Lager Beer Brewing Kit

Box of beer brewing kit with beer making bottle, yeast and hops beside it
Source: brouwland.com

You can start your own home brewery with a lager beer brewing kit. This beer brewing kit includes everything you need to brew lager beer at home. The ingredients in this kit are the same as those that are used in a brewhouse to make award-winning lager beer. All you require is a large pot and some bottles, and you can get started making great tasting beer today.

Benefits of Home Brewing

Glass of beer with hops and yeast beside it
Source: learn.kegerator.com

Making your own beer does not have to be a complicated process. There are many easy-to-follow recipes out there for beginners, and with a little practice, you can soon be making your own tasty creations. Many people get started by purchasing one of our starter kits. These come with everything you will need to make your first 5 gallons (about 48 twelve oz bottles). We suggest reading through the instructions before starting so that you have an idea of what to expect at each stage of the process.

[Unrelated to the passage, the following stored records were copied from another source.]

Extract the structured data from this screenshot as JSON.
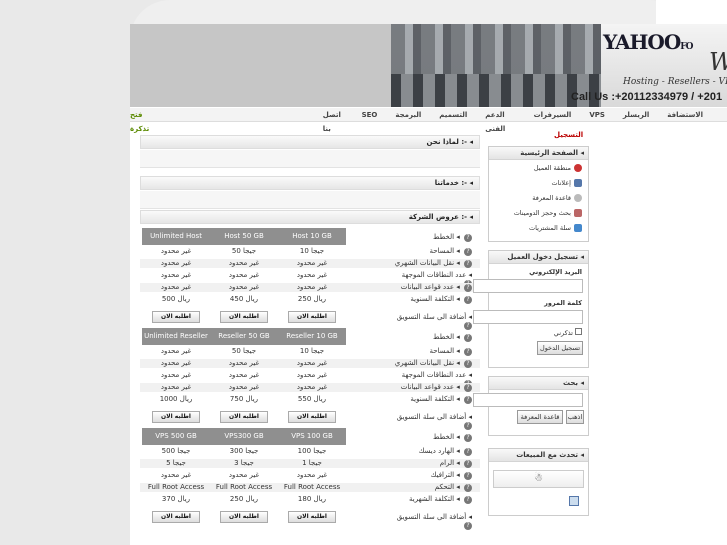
{
  "header": {
    "logo": "YAHOO",
    "logo_suffix": "FO",
    "logo_w": "W",
    "tagline": "Hosting - Resellers - VPS",
    "phone": "Call Us :+20112334979 / +201"
  },
  "nav": [
    "الاستضافة",
    "الريسلر",
    "VPS",
    "السيرفرات",
    "الدعم الفنى",
    "التسميم",
    "البرمجة",
    "SEO",
    "اتصل بنا",
    "فتح تذكرة"
  ],
  "sections": {
    "why_us": "لماذا نحن :-",
    "our_services": "خدماتنا :-",
    "offers": "عروض الشركة :-"
  },
  "plans": [
    {
      "headers": [
        "الخطط",
        "Host 10 GB",
        "Host 50 GB",
        "Unlimited Host"
      ],
      "rows": [
        [
          "المساحة",
          "10 جيجا",
          "50 جيجا",
          "غير محدود"
        ],
        [
          "نقل البيانات الشهري",
          "غير محدود",
          "غير محدود",
          "غير محدود"
        ],
        [
          "عدد النطاقات الموجهة",
          "غير محدود",
          "غير محدود",
          "غير محدود"
        ],
        [
          "عدد قواعد البيانات",
          "غير محدود",
          "غير محدود",
          "غير محدود"
        ],
        [
          "التكلفة السنوية",
          "250 ريال",
          "450 ريال",
          "500 ريال"
        ]
      ],
      "cart_label": "أضافة الى سلة التسويق",
      "order": "اطلبه الان"
    },
    {
      "headers": [
        "الخطط",
        "Reseller 10 GB",
        "Reseller 50 GB",
        "Unlimited Reseller"
      ],
      "rows": [
        [
          "المساحة",
          "10 جيجا",
          "50 جيجا",
          "غير محدود"
        ],
        [
          "نقل البيانات الشهري",
          "غير محدود",
          "غير محدود",
          "غير محدود"
        ],
        [
          "عدد النطاقات الموجهة",
          "غير محدود",
          "غير محدود",
          "غير محدود"
        ],
        [
          "عدد قواعد البيانات",
          "غير محدود",
          "غير محدود",
          "غير محدود"
        ],
        [
          "التكلفة السنوية",
          "550 ريال",
          "750 ريال",
          "1000 ريال"
        ]
      ],
      "cart_label": "أضافة الى سلة التسويق",
      "order": "اطلبه الان"
    },
    {
      "headers": [
        "الخطط",
        "VPS 100 GB",
        "VPS300 GB",
        "VPS 500 GB"
      ],
      "rows": [
        [
          "الهارد ديسك",
          "100 جيجا",
          "300 جيجا",
          "500 جيجا"
        ],
        [
          "الرام",
          "1 جيجا",
          "3 جيجا",
          "5 جيجا"
        ],
        [
          "الترافيك",
          "غير محدود",
          "غير محدود",
          "غير محدود"
        ],
        [
          "التحكم",
          "Full Root Access",
          "Full Root Access",
          "Full Root Access"
        ],
        [
          "التكلفة الشهرية",
          "180 ريال",
          "250 ريال",
          "370 ريال"
        ]
      ],
      "cart_label": "أضافة الى سلة التسويق",
      "order": "اطلبه الان"
    }
  ],
  "sidebar": {
    "register": "التسجيل",
    "main_title": "الصفحة الرئيسية",
    "links": [
      "منطقة العميل",
      "إعلانات",
      "قاعدة المعرفة",
      "بحث وحجز الدومينات",
      "سلة المشتريات"
    ],
    "login_title": "تسجيل دخول العميل",
    "email_label": "البريد الإلكتروني",
    "password_label": "كلمة المرور",
    "remember": "تذكرني",
    "login_button": "تسجيل الدخول",
    "search_title": "بحث",
    "kb_button": "قاعدة المعرفة",
    "go_button": "اذهب",
    "chat_title": "تحدث مع المبيعات"
  }
}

Another benefit of homebrewing is that you don’t need much space or equipment to get started. Brewing beer is pretty simple and doesn’t need many supplies. The following items will get you going: fermenter (a carboy or plastic bucket), airlock, hydrometer, brewing spoon and a racking cane/bottling wand.

Fermenter

Fermenter with hops inside
Source: nytimes.com

This is where your beer will do the bulk of its fermentation. The most popular options are carboys and plastic buckets. Carboys are glass or plastic vessels with a wide opening at the top and a small opening on one side for an airlock. Buckets are open vessels with an airtight lid that seals with an airlock. Each has its own advantages and disadvantages, but either will get the job done.

Air Lock

Air lock on homemade beer bottle
Source: kissmybrew.com

The airlock allows carbon dioxide to escape while preventing oxygen from getting inside, which would spoil the beer. There are different kinds of airlocks available, but any of them will do the job.

How to Make Wort: The First Step in Making Your Own Beer
The first step in making your own beer is to make wort; wort is essentially unfermented beer. To make wort, add two pounds of malt extract to two gallons of water and bring them to a boil in a kettle. Once boiling begins, add bittering hops and boil for another hour before adding finishing hops. Be sure to sanitise all equipment beforehand! After adding finishing hops, turn off the heat and let the wort cool for 20 minutes.

Move the kettle of wort into a sink filled with cold water and ice, being careful not to splash; this will help bring down the temperature more quickly. This quick-cooling process is called an “ice bath” or “cold break” and prevents bacteria from forming during fermentation.

Once cool, move the wort into a fermenter (food grade plastic bucket or glass carboy) and add yeast when the wort is at just above room temperature (80 degrees Fahrenheit). Stir well with a sanitised spoon to aerate and give the yeast plenty of oxygen.

Now that you have your wort, it’s time to let your yeast get to work doing what it does best: fermenting sugars into alcohol. You’ll need to keep a close eye on your beer for the next week or two. Here’s what you need to do:

Cover your fermenter with a lid, but don’t seal it closed because you need some way for carbon dioxide to escape the fermentation process. Instead, attach an airlock (a small plastic device) to the top so that CO2 bubbles can escape while keeping outside air from getting in. Fill the airlock halfway with water and place it in its hole on the lid. If you’re still concerned about infection, place a small amount of sanitiser solution in the airlock as well.

Store your beer in a dark place between 65 and 75 degrees Fahrenheit and leave it alone for one to three weeks while fermentation takes place. The exact length of time depends on how strong you want your beer to be. The lower the temperature, the slower the fermentation will proceed, so this is a good way to control how much alcohol is produced. Keep it cool for longer for a lower-alcohol beer, or let it get warmer if you prefer something a little stronger. You’ll know fermentation is complete when bubbles stop forming in the airlock.